A little touch, such as fleece-lined pockets, takes less technical know-how but can have just as much impact, Munro says. "Who doesn't want fleece-lined pockets?"
Meanwhile, Adidas has shaved off fabric bulge -- that, says Thomsen, can affect a climber's important view of below -- and has employed "body mapping" to put ventilation and insulation where they're needed.
Fits-brand socks are sewn with a tapered circular design that mimics the curve of the muscles in the lower leg, and there's emphasis on removing rubbing and bulk. The knit is uniquely flat to allow maximum contact with the boot.

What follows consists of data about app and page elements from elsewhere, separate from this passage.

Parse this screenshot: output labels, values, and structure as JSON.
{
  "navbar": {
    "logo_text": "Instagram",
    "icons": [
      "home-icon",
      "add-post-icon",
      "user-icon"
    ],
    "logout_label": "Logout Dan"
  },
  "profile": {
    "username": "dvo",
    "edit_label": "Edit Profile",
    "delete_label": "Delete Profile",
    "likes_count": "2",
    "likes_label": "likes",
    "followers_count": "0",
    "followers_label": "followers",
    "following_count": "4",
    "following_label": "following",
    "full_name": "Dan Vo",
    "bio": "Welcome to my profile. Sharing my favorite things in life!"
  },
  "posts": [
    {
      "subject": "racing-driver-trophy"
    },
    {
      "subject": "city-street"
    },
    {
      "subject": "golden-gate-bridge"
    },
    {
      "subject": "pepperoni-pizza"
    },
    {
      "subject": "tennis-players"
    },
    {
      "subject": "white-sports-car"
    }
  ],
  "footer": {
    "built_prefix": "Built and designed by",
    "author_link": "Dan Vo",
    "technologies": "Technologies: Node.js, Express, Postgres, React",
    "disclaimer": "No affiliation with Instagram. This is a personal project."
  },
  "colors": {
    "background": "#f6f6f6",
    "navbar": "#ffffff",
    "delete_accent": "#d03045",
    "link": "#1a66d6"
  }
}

Schmults says he has seen the interest in customization skyrocket. In response, his company now lets consumers decide where they want their pockets, what kind of cuff they want and what color the zippers will be.
Discerning winterwear customers want to choose if they have pockets and where they want them to be. They make these choices in their broader closet, he says, and they want them for their athletic clothes.
And "athletic clothes" is a broad term, Schmults notes. It's everything from the "jaws-of-death skier" to the "dog walker" and everyone in between. All those people share many of the same concerns: They want to be as warm as possible, as comfortable as possible and as stylish as possible.
"When you live in a cold climate, you're wearing your ski jacket or parka 50 percent of the time or more," says Sarah Perel, sales manager for the Montreal-based brand Pajar. "You want it to work and you want it to look good."
Shoppers can be that demanding because advances in technical fabrics have matched innovative design, including backpack straps and internal belts to cinch the waist and keep out wind, and the increased awareness of fashion trends, she says. Hello, fur-lined hoods.
It seems innate to go for the do-it-all gear, says Munro.
"When mountaineers are going off to the Himalayas to climb a mountain that's never been climbed before, they know no one is going to see them, but they STILL gravitate to what looks best on them and is the most fashionable," he says.